Ryan Papenhuyzen is now THE guy at the back. It’s possible Bellamy tried to get a bit too cute in putting Wishart back there to replace him, because Cleary gave him hell under rainy skies.
The step down from Jahrome Hughes to Cooper Johns was noticeable, to put it mildly.
And the Harry Grant-Brandon Smith combo is no longer a double-barrelled dummy-half luxury; they need Grant at his best at hooker and Smith peaking as a fringe ball-runner.
Injuries to any of them, or God forbid two of them, and suddenly the Storm are looking a little thin.
How to fight the Penrith momentum
If an opposing team manages to put a Penrith player on their back with any sort of regularity, there should be a parade.
If you’ve ever watched the Panthers roll up the field in the blink of an eye and wondered how they do it, a series of intentional powerful faceplants is how.
Every tackle is a battle between the player with the ball trying to land on their belly and spring up as quickly as possible, and a defence trying to land them on their back and keep them there for as long as possible.
The Panthers almost always win that battle. Not only do they make good, fast metres, when they are finally brought to ground they’re back on their feet and playing the ball before you know it.
Stopping that from happening is nigh impossible, but responding in kind is almost certainly necessary.
If you want to make metres on them, you have to catch the defence back-tracking and that likely means take the risk of trying to play the ball before your body is really ready.
The risk is you make a mistake, give the ball back to the Panthers and they maul you, but those are the stakes when you play against the best.
When you’re the best, you make your own rules
There is a certain rhythm to NRL games, even when very good rugby league teams are involved. But not as far as Penrith is concerned.
There is not a moment, on either side of the ball, that you truly know what is going to happen.
Offloads and clever plays are one thing, but when the play breaks down, no team (maybe ever) is more dangerous.
All across the park — from To’o to Tago, Crichton to Cleary, Koroisau to Kikau, and Luai all on his own — if the ball goes to ground, they can wreck the suddenly frozen or relaxed defence at will.
It’s part of why teams get so frustrated against them — ‘I passed the test, I shut you down, why won’t you just stop?’.
In defence it’s a similar story.
Attackers are supposed to have a couple of tackles to truck it off their own tryline. Maybe they don’t get as far as they want to, but that’s usually it.

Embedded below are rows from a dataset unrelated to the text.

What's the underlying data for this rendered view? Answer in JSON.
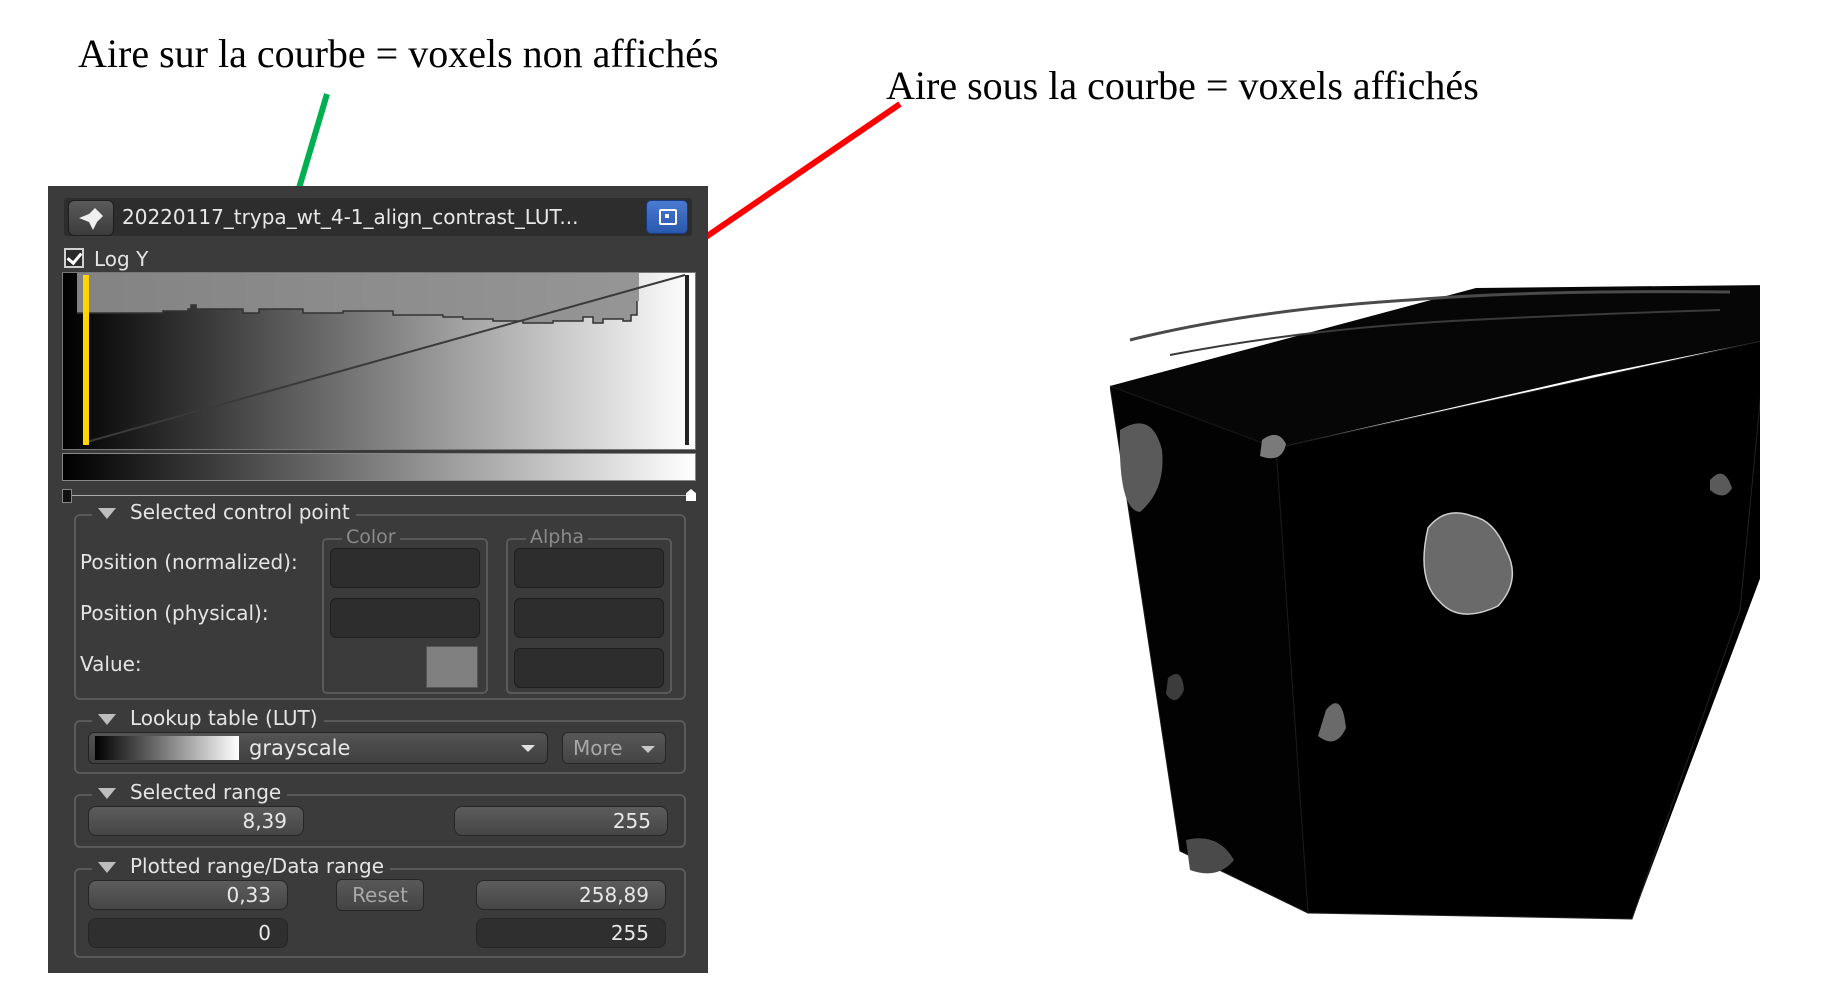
{
  "annotations": {
    "green": "Aire sur la courbe = voxels non affichés",
    "red": "Aire sous la courbe = voxels affichés"
  },
  "panel": {
    "title": "20220117_trypa_wt_4-1_align_contrast_LUT...",
    "log_y_label": "Log Y",
    "log_y_checked": true,
    "control_point": {
      "heading": "Selected control point",
      "color_label": "Color",
      "alpha_label": "Alpha",
      "position_normalized_label": "Position (normalized):",
      "position_physical_label": "Position (physical):",
      "value_label": "Value:",
      "swatch_color": "#808080"
    },
    "lut": {
      "heading": "Lookup table (LUT)",
      "selected": "grayscale",
      "more_label": "More"
    },
    "selected_range": {
      "heading": "Selected range",
      "min": "8,39",
      "max": "255"
    },
    "plotted_range": {
      "heading": "Plotted range/Data range",
      "plot_min": "0,33",
      "plot_max": "258,89",
      "reset_label": "Reset",
      "data_min": "0",
      "data_max": "255"
    }
  },
  "colors": {
    "green_arrow": "#00b050",
    "red_arrow": "#ff0000",
    "threshold_marker": "#ffd400",
    "panel_bg": "#3b3b3b"
  },
  "icons": {
    "pin": "pin-icon",
    "float": "float-window-icon",
    "collapse": "triangle-down-icon",
    "dropdown": "chevron-down-icon"
  }
}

When Penrith is defending, they attack. There’s no spot too far away from the tryline that they can’t drag you back into the in-goal. There’s nowhere within 20 minutes of the sideline that you’re not under threat of being lobbed into touch.
Fall asleep for one second, think you’ve got things in hand for a moment and that’s when they pounce.
Cameron Munster is still Melbourne’s north star
Without Papenhuyzen and Hughes, it was left up to Munster to embody the title of “pivot” more than ever before. And he did his level best.
His swirling kick-off found the grass, then he forced a knock-on from Jarome Luai, and launched a torpedo bomb that again bamboozled the Panthers’ back three.
Later, he found the in-goal with another uncatchable bomb, and when Taylan May Houdini’d his way past four would-be Storm tacklers and out of danger, Munster took it upon himself to rip the ball out of Dylan Edwards’s hands.
He got the ball soon after and chipped over the top for Nick Meaney and the Storm’s only try of the night.
Late in the first half he somehow stared down a rampaging Stephen Crichton and held him up basically all on his own.
It all ended up being for nought — fighting Penrith while undermanned is like fighting the tide with handful of sand — but his performance showed how hard he is willing to fight for this side and what he can do.
If only he had a little more support we might have had something close to a contest.